-- Opening Marker --
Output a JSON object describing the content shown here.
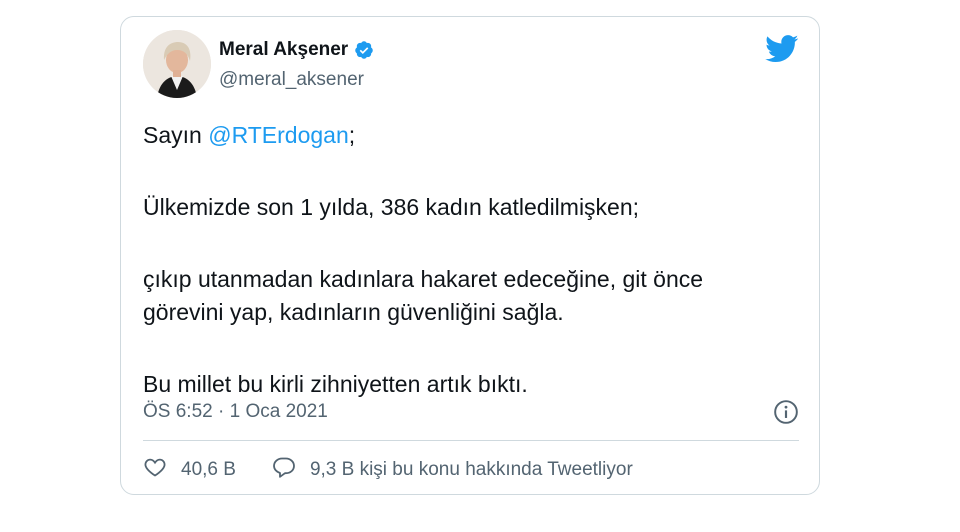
{
  "tweet": {
    "author": {
      "display_name": "Meral Akşener",
      "handle": "@meral_aksener",
      "verified": true
    },
    "text": {
      "greeting_prefix": "Sayın ",
      "mention": "@RTErdogan",
      "greeting_suffix": ";",
      "paragraph_2": "Ülkemizde son 1 yılda, 386 kadın katledilmişken;",
      "paragraph_3_line_1": "çıkıp utanmadan kadınlara hakaret edeceğine, git önce",
      "paragraph_3_line_2": "görevini yap, kadınların güvenliğini sağla.",
      "paragraph_4": "Bu millet bu kirli zihniyetten artık bıktı."
    },
    "timestamp": "ÖS 6:52 · 1 Oca 2021",
    "likes": "40,6 B",
    "replies_text": "9,3 B kişi bu konu hakkında Tweetliyor"
  },
  "colors": {
    "brand_blue": "#1d9bf0",
    "text": "#0f1419",
    "secondary_text": "#536471",
    "border": "#cfd9de"
  },
  "icons": [
    "twitter-bird-icon",
    "verified-badge-icon",
    "info-icon",
    "heart-icon",
    "reply-bubble-icon"
  ]
}
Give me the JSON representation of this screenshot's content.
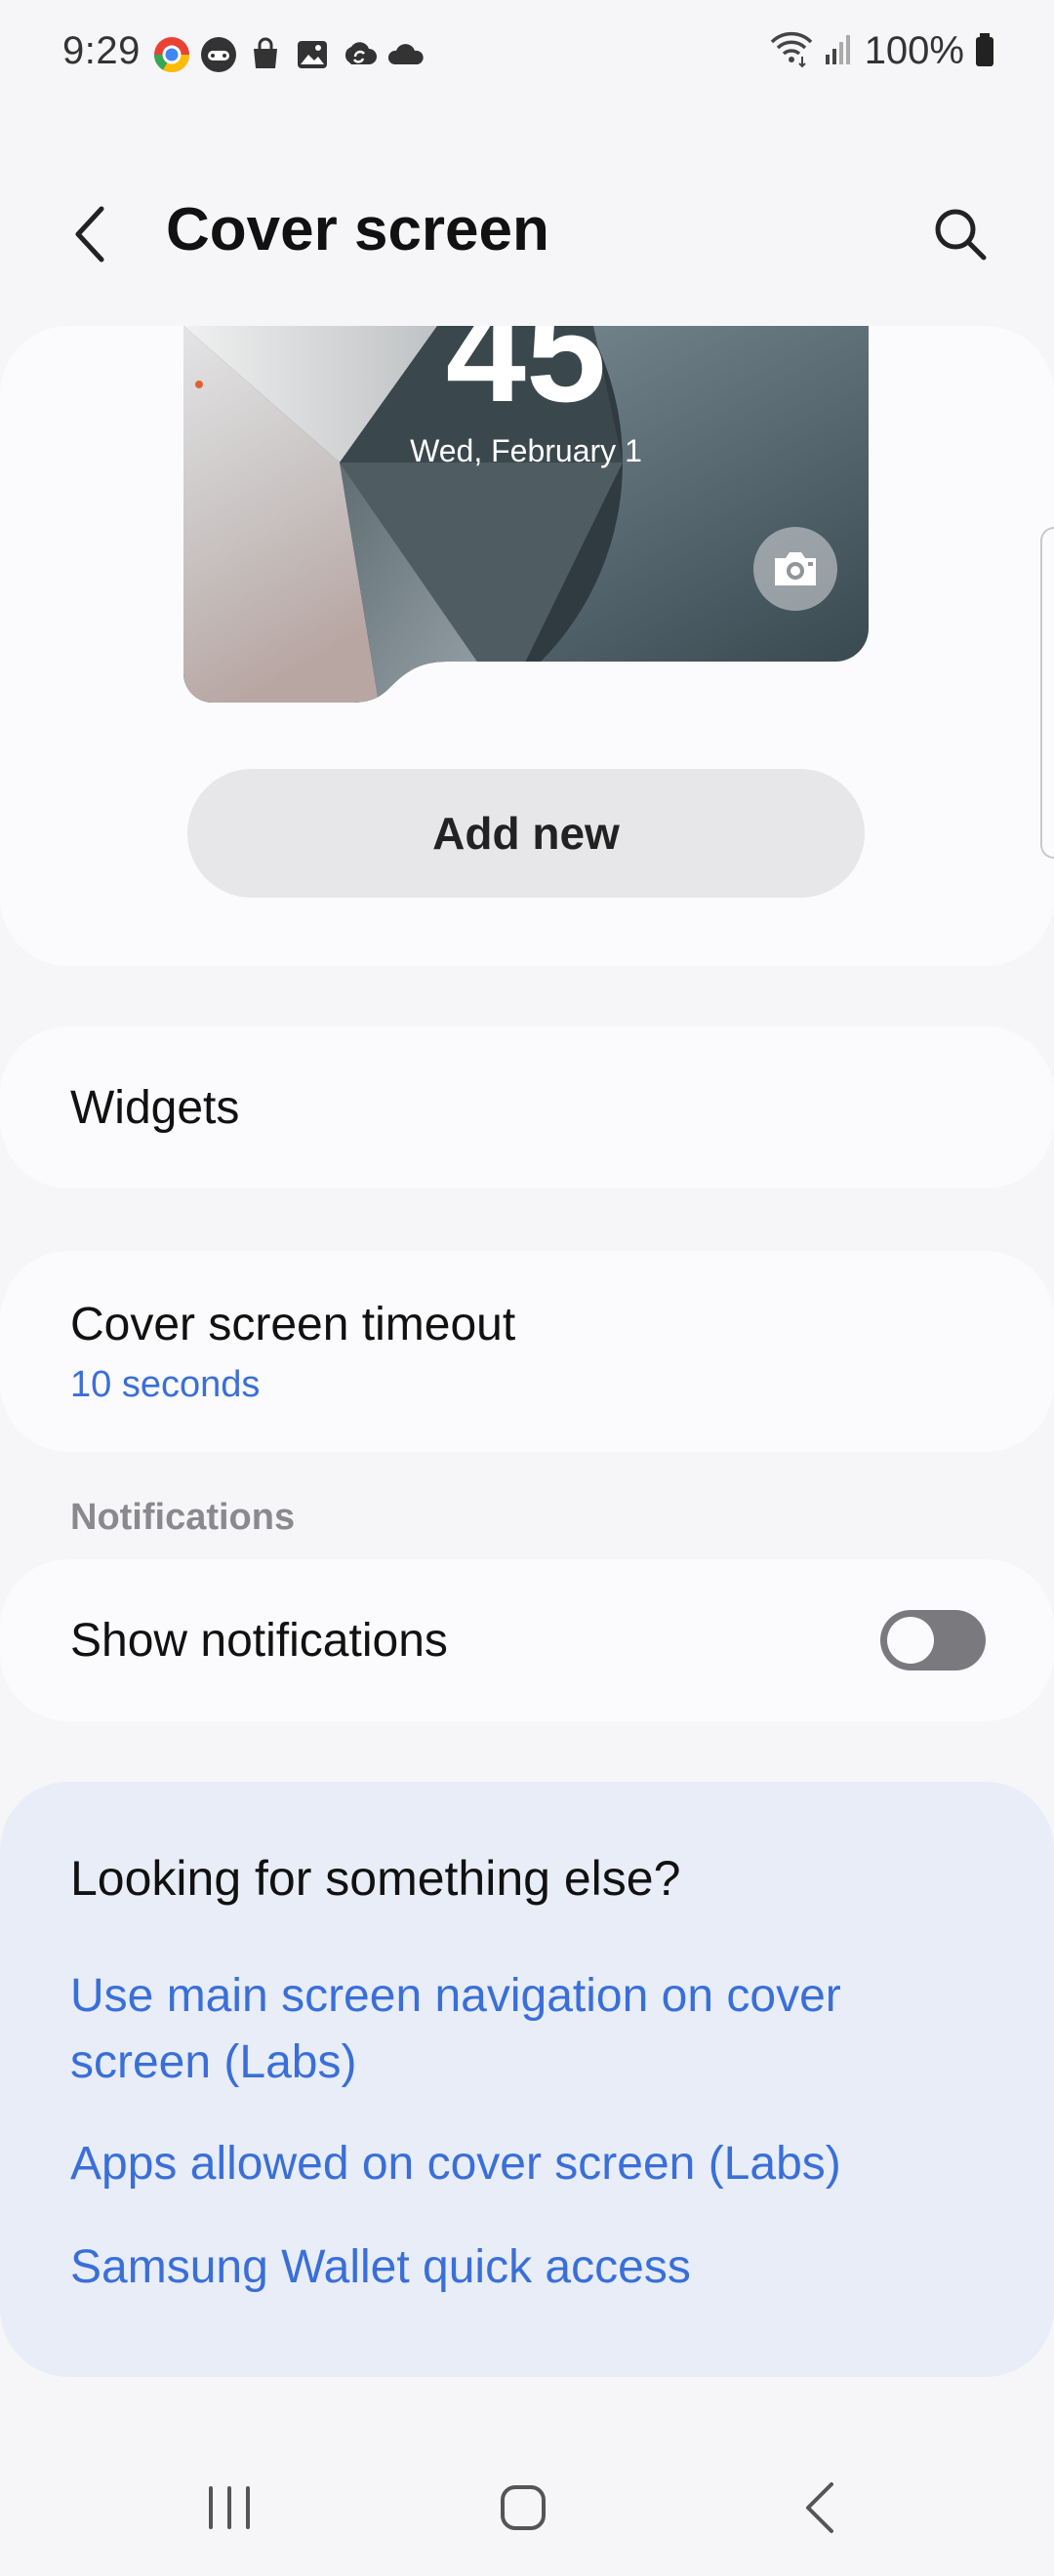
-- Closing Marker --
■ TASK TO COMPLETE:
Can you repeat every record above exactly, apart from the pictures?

■ REPLY:
Output a JSON object describing the content shown here.
{
  "tweet": {
    "author": {
      "display_name": "Meral Akşener",
      "handle": "@meral_aksener",
      "verified": true
    },
    "text": {
      "greeting_prefix": "Sayın ",
      "mention": "@RTErdogan",
      "greeting_suffix": ";",
      "paragraph_2": "Ülkemizde son 1 yılda, 386 kadın katledilmişken;",
      "paragraph_3_line_1": "çıkıp utanmadan kadınlara hakaret edeceğine, git önce",
      "paragraph_3_line_2": "görevini yap, kadınların güvenliğini sağla.",
      "paragraph_4": "Bu millet bu kirli zihniyetten artık bıktı."
    },
    "timestamp": "ÖS 6:52 · 1 Oca 2021",
    "likes": "40,6 B",
    "replies_text": "9,3 B kişi bu konu hakkında Tweetliyor"
  },
  "colors": {
    "brand_blue": "#1d9bf0",
    "text": "#0f1419",
    "secondary_text": "#536471",
    "border": "#cfd9de"
  },
  "icons": [
    "twitter-bird-icon",
    "verified-badge-icon",
    "info-icon",
    "heart-icon",
    "reply-bubble-icon"
  ]
}
Give me the JSON representation of this screenshot's content.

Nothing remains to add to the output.